In the wake of Mr. Will's death, Mexican President Vincente Fox came to the conclusion that Oaxaca mayor Ulises Ruiz was not dealing properly with the situation and decided to send in the troops.
Reuters Photo: Mexican federal police officers remove posters left behind by Popular Assembly (APPO) members in Oaxaca city's main plaza on October 29, 2006.
The standoff in the state of Oaxaca between local professional teachers' unions and the Oaxaca city mayor, who is a member of the Institutional Revolutionary Party (PRI), has already lasted for more than half a year. In May the mayor refused to raise teachers' salaries and sent state police to disperse union protestors who were demonstrating in the city. The striking teachers, who were immediately joined by left-wing protestors, seized the center of the city, formed an alternative government, the National Assembly of the State of Oaxaca, and demanded that the government force Mr. Ruiz to resign. However, President Fox decided against souring relations between his own National Action Party (PAN) and the influential PRI in the heat of the battle for the presidential seat, and he turned a deaf ear to the teachers' demands.

When the teachers organized a march on Mexico, the authorities turned the matter over to the Senate, which confirmed that Mr. Ruiz had the right to continue to execute the duties of his office.
Reuters Photo: A member of the Popular Assembly of Oaxaca (APPO) confronts federal forces officers during an operation in Oaxaca City on October 29, 2006.
For almost six months, complete anarchy has reigned in Oaxaca. Schools are closed, the center of town is blocked off, and many local residents have been forced to either move to another state or at least to send their children out of Oaxaca so that they can attend school. The state police have tried unsuccessfully to battle the unrest that has taken over the city. Their methods have been strange: the police, dressed in civilian clothing, have started mass fistfights with protestors in the street and have opened fire on them, leading to the deaths of eight people before the federal forces were deployed to Oaxaca on Sunday.

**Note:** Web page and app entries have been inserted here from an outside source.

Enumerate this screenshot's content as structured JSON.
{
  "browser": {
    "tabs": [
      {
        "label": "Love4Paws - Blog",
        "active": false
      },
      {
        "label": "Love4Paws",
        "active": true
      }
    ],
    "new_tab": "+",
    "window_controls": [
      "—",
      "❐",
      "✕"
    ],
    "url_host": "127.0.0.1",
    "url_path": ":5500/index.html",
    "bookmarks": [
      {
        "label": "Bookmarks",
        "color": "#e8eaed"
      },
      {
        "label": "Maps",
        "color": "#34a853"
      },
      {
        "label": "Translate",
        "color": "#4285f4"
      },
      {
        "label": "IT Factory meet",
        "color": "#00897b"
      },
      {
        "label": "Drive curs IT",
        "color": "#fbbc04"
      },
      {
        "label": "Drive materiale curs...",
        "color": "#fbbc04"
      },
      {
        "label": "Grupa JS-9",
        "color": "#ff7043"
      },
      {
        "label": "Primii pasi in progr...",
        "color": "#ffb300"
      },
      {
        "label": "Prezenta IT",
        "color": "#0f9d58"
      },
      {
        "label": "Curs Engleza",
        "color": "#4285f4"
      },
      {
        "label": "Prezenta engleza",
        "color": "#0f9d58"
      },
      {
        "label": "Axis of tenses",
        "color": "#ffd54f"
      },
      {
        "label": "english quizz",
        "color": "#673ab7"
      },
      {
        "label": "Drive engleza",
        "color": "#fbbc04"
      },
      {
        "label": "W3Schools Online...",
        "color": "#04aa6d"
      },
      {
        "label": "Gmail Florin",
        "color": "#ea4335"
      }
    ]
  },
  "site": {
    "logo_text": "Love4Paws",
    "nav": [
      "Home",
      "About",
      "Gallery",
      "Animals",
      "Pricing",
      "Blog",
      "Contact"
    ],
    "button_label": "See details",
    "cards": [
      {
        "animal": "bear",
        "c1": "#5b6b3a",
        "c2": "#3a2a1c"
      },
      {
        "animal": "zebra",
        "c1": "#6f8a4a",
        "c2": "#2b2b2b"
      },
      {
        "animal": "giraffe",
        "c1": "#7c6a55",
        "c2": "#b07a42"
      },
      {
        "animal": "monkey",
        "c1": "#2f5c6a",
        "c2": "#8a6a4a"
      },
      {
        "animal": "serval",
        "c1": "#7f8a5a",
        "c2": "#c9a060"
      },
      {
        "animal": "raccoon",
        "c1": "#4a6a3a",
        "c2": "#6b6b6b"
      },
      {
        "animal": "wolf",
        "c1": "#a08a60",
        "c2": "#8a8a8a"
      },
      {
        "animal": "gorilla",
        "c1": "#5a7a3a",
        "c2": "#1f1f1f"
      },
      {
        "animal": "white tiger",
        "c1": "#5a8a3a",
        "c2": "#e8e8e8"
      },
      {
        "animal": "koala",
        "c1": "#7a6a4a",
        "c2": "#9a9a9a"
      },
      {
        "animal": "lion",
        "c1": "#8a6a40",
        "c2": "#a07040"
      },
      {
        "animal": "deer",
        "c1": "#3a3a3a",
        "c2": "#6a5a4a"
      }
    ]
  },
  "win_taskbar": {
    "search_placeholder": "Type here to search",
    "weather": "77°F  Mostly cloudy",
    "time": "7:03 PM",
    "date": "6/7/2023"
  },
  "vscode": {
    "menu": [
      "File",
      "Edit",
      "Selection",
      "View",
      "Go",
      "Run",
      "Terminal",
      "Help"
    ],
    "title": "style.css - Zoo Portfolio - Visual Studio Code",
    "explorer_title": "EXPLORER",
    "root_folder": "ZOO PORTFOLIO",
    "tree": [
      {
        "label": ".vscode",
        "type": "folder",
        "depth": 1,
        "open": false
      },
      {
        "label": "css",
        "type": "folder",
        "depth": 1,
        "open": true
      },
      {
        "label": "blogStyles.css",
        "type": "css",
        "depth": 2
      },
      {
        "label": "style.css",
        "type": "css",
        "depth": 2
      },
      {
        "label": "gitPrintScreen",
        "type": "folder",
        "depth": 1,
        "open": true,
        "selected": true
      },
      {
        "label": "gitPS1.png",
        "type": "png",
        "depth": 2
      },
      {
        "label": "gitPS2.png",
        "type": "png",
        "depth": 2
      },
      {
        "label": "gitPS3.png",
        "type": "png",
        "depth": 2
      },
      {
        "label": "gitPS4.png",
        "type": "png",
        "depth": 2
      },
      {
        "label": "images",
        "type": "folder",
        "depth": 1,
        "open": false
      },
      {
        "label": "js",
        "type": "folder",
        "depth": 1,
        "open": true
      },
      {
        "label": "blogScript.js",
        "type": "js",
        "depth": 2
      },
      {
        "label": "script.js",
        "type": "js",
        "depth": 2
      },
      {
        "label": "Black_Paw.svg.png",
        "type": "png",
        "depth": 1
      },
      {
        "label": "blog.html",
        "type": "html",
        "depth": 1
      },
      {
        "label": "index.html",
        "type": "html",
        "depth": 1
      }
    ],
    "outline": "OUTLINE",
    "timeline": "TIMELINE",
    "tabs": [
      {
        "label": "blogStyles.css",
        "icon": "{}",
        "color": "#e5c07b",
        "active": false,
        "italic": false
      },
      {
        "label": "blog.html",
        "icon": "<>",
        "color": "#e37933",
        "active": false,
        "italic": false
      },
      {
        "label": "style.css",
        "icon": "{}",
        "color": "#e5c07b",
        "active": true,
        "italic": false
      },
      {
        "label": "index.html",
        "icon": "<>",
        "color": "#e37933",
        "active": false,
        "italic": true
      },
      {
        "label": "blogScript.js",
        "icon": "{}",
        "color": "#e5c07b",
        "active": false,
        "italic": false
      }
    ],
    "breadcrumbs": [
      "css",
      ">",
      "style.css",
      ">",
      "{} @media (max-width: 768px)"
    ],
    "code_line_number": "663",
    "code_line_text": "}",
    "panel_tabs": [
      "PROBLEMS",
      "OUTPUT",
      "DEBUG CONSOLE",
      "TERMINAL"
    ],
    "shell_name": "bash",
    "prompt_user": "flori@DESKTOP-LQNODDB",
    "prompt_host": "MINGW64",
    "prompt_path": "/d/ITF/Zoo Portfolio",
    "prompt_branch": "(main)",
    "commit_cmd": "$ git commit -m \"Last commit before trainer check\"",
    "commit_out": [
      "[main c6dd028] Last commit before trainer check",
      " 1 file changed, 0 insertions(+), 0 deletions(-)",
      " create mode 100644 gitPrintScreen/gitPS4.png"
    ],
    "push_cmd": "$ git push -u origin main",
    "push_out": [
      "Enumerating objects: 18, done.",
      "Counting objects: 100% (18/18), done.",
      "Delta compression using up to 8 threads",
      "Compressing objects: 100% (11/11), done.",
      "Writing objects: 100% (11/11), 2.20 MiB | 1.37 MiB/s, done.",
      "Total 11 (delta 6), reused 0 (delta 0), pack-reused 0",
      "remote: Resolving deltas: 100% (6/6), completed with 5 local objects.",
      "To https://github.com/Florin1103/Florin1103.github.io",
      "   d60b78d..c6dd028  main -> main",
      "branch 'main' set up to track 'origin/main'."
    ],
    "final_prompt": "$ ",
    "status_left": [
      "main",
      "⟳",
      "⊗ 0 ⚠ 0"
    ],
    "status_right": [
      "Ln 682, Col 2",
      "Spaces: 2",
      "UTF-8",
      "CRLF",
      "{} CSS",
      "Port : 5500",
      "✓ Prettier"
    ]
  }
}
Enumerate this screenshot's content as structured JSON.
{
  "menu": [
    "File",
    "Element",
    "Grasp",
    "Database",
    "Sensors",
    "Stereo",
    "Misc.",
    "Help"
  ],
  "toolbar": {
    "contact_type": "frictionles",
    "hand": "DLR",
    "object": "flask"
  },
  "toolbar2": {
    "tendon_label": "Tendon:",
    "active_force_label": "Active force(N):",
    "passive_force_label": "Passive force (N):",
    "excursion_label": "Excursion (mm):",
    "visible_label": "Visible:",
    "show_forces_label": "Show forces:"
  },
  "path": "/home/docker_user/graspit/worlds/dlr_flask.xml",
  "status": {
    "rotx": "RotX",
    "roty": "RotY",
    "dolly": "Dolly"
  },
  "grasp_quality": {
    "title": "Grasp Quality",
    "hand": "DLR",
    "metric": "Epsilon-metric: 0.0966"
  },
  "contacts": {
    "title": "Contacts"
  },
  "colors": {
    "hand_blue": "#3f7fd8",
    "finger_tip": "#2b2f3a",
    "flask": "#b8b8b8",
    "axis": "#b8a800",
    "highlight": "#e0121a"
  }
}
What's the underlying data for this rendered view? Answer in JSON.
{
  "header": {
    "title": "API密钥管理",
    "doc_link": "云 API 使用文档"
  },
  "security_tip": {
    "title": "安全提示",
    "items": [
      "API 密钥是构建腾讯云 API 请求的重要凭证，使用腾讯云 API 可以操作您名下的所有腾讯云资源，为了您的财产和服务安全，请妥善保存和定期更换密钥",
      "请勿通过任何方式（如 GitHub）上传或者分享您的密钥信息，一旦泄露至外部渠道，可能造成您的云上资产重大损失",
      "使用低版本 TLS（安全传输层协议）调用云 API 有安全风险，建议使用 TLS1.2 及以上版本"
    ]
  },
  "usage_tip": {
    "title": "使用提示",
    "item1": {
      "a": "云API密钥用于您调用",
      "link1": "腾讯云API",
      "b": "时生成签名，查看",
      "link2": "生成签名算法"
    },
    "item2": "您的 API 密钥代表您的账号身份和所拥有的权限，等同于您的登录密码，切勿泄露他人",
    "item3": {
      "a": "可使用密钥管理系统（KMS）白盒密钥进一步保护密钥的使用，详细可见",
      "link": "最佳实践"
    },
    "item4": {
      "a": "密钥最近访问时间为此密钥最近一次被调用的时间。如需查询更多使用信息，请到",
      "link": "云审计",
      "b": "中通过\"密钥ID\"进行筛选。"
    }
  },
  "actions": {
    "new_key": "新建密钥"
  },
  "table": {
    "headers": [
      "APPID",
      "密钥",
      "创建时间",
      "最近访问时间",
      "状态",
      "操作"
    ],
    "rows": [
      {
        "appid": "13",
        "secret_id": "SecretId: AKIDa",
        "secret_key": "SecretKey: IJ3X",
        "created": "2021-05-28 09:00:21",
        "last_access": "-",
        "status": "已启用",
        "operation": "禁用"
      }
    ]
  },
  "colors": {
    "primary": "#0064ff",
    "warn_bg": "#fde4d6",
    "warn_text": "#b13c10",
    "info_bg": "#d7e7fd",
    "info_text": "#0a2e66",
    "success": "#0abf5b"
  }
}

Nevertheless, many in Mexico believe that the use of federal muscle to impose order in the town will only cause the situation to deteriorate. Two weeks ago, the leaders of two large Marxist rebel groups – the People's Army and the Lucio Cabanas Revolutionary Movement – delivered an ultimatum to the country's central government announcing that they would launch an armed revolt if the authorities took violent action against the protesting teachers in Oaxaca. By all appearances, the most recent moves by the federal authorities may provoke the insurgents to radical action.
Reuters Photo: A member of the Popular Assembly of Oaxaca (APPO) holds a Mexican flag in front of federal forces in Oaxaca on October 29, 2006.
Meanwhile, the political situation in Mexico is such that more and more people are talking about the impossibility of averting civil war. The country held its presidential elections in June, and the results of the elections have split the country in two. The left-wing candidate, Andres Manuel Lopez Obrador, lost to Felipe Calderon, the candidate from the ruling PAN party, by less than 0.5%. Leftist groups practically paralyzed the country for months after the elections: they were not convinced to disband their thousands-strong protests in Mexico City's Socalo Square until September, and passions are still running high. The state of Oaxaca is one of the strongholds of support for Lopez Obrador and the Mexican left wing. If the Marxist groups really do start a war with the government, the unrest could easily spill over into the states neighboring Oaxaca.

President Fox's term in office expires on December 1, after which the presidency will be assumed by his fellow party member Felipe Calderon, whose victory in the elections is still being contested by left-wing groups. It is possible that the month before the inauguration will see dramatic events that could lead to major bloodshed and regime change in Mexico.